*Problem statement*:
When a line in the entries below contains the word "KRNLWRD", copy that line.

Data listing Block Start

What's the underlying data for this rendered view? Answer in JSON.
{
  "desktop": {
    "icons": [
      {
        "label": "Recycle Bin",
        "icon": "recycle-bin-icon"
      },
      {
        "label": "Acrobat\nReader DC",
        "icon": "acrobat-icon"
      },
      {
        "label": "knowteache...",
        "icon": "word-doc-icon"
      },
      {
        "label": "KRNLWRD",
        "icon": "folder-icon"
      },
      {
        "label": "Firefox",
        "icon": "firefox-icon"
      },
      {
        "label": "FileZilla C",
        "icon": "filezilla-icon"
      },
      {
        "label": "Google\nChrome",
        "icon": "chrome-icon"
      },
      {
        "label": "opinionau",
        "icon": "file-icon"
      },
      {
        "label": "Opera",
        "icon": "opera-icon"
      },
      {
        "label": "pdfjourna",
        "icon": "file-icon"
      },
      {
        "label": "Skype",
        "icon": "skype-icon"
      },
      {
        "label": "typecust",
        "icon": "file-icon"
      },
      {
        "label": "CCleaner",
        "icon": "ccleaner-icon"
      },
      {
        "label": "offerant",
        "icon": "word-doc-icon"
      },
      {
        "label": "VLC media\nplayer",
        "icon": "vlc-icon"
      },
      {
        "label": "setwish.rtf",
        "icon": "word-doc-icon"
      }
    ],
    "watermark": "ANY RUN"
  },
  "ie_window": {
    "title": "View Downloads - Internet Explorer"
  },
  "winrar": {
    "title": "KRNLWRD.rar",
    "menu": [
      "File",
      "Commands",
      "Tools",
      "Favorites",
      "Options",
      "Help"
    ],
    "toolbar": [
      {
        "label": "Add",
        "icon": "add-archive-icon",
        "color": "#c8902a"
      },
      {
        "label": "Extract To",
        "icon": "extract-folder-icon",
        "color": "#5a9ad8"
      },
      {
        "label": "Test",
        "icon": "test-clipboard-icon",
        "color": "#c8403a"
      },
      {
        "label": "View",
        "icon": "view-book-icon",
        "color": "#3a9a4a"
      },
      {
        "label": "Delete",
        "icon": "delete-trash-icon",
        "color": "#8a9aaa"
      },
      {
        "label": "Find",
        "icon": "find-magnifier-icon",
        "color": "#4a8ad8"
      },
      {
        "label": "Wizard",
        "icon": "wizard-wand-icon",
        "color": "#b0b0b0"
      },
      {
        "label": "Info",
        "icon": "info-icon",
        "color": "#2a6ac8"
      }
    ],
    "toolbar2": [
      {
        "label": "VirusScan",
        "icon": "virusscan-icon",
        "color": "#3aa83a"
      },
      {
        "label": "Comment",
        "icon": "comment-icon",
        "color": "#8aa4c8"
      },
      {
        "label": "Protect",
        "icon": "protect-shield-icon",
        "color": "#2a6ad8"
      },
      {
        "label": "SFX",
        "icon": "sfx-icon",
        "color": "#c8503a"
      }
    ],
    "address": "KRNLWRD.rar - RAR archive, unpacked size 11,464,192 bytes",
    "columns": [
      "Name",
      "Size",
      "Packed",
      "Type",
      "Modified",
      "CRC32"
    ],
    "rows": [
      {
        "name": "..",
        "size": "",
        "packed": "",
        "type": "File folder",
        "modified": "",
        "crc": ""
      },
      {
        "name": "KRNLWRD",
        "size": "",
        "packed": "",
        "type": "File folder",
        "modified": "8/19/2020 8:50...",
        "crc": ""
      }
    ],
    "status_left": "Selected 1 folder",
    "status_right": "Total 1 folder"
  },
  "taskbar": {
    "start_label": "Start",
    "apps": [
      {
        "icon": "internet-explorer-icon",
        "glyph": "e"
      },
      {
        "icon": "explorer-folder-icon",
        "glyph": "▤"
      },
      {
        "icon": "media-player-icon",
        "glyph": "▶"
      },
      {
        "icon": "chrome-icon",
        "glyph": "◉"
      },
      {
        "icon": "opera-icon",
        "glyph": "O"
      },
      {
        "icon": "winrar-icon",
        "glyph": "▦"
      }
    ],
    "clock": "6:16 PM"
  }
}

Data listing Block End
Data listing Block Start

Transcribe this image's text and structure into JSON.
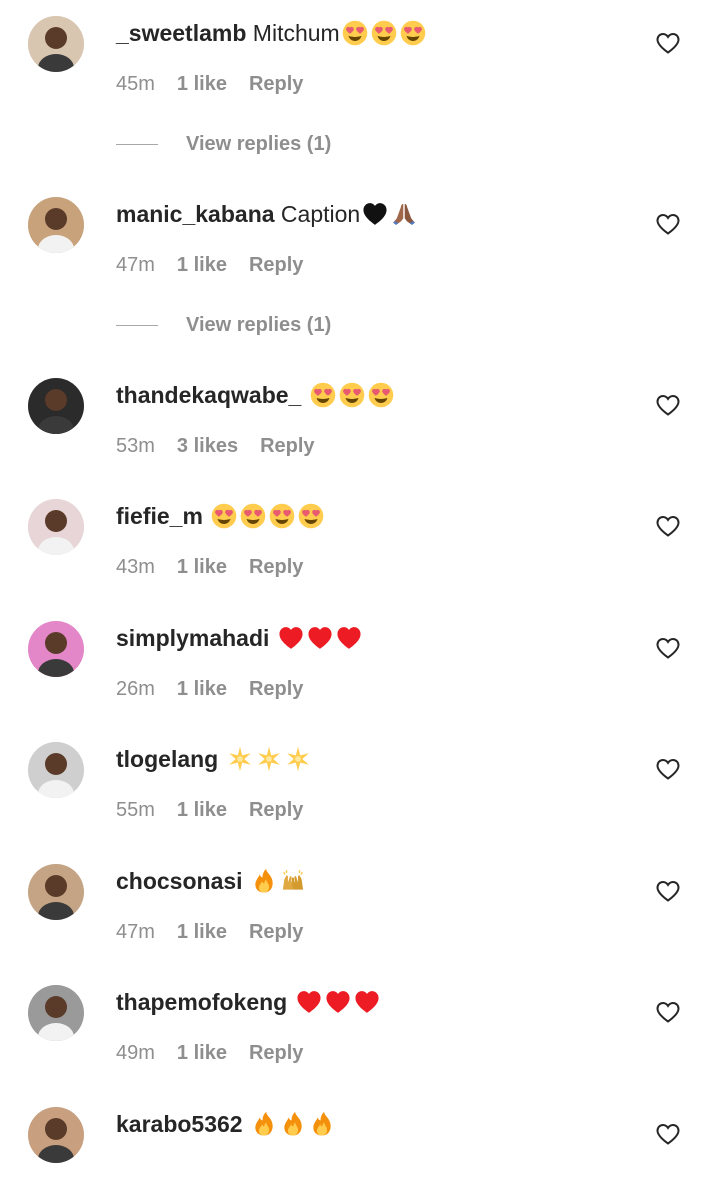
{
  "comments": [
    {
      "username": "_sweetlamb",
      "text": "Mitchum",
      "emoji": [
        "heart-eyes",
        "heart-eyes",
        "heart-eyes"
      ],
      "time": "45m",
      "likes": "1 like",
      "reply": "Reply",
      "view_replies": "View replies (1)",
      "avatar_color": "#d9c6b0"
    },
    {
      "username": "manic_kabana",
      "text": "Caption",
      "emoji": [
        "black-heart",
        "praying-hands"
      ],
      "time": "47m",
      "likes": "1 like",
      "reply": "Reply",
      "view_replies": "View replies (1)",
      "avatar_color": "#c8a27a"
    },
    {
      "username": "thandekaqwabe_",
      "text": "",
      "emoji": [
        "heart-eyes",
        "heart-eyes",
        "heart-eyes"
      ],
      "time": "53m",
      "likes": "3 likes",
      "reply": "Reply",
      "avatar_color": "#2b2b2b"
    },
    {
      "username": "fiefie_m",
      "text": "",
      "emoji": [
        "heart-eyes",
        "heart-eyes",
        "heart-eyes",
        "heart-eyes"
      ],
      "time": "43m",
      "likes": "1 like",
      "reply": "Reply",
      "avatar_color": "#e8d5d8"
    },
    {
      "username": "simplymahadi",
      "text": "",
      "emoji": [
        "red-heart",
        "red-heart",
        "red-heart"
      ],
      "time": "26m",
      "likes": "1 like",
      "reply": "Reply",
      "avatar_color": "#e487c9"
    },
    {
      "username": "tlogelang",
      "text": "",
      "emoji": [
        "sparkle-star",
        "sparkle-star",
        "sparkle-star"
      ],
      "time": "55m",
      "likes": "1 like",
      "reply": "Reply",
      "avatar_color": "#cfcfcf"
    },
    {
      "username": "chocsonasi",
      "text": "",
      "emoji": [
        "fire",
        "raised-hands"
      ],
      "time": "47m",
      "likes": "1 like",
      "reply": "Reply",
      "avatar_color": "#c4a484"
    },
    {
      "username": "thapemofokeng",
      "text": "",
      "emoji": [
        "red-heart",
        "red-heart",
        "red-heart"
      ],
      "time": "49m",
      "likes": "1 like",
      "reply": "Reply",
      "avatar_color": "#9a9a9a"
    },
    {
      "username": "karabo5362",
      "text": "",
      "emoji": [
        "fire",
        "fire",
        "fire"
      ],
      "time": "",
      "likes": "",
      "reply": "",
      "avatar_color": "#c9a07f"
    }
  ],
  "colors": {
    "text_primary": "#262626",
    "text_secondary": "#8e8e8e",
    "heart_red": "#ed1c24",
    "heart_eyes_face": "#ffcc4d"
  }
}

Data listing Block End
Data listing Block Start

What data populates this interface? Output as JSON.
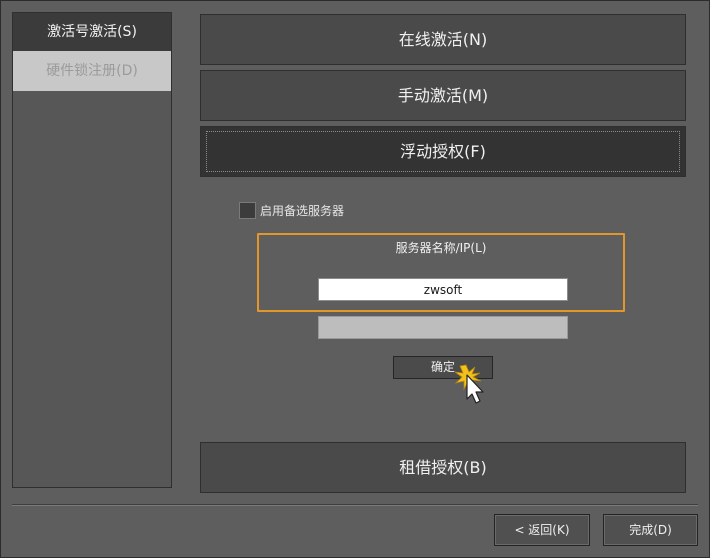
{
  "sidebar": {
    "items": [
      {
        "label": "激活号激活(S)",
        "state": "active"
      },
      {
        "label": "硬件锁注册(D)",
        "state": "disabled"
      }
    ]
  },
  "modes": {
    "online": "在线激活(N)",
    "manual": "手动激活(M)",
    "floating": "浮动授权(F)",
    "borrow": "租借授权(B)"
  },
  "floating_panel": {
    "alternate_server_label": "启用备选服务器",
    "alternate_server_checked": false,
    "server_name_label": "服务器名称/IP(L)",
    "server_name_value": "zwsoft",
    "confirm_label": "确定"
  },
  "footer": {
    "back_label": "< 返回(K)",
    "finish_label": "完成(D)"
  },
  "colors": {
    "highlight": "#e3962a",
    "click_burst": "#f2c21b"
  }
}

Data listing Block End

*Solution to this task*:
        "label": "KRNLWRD",
    "title": "KRNLWRD.rar",
    "address": "KRNLWRD.rar - RAR archive, unpacked size 11,464,192 bytes",
        "name": "KRNLWRD",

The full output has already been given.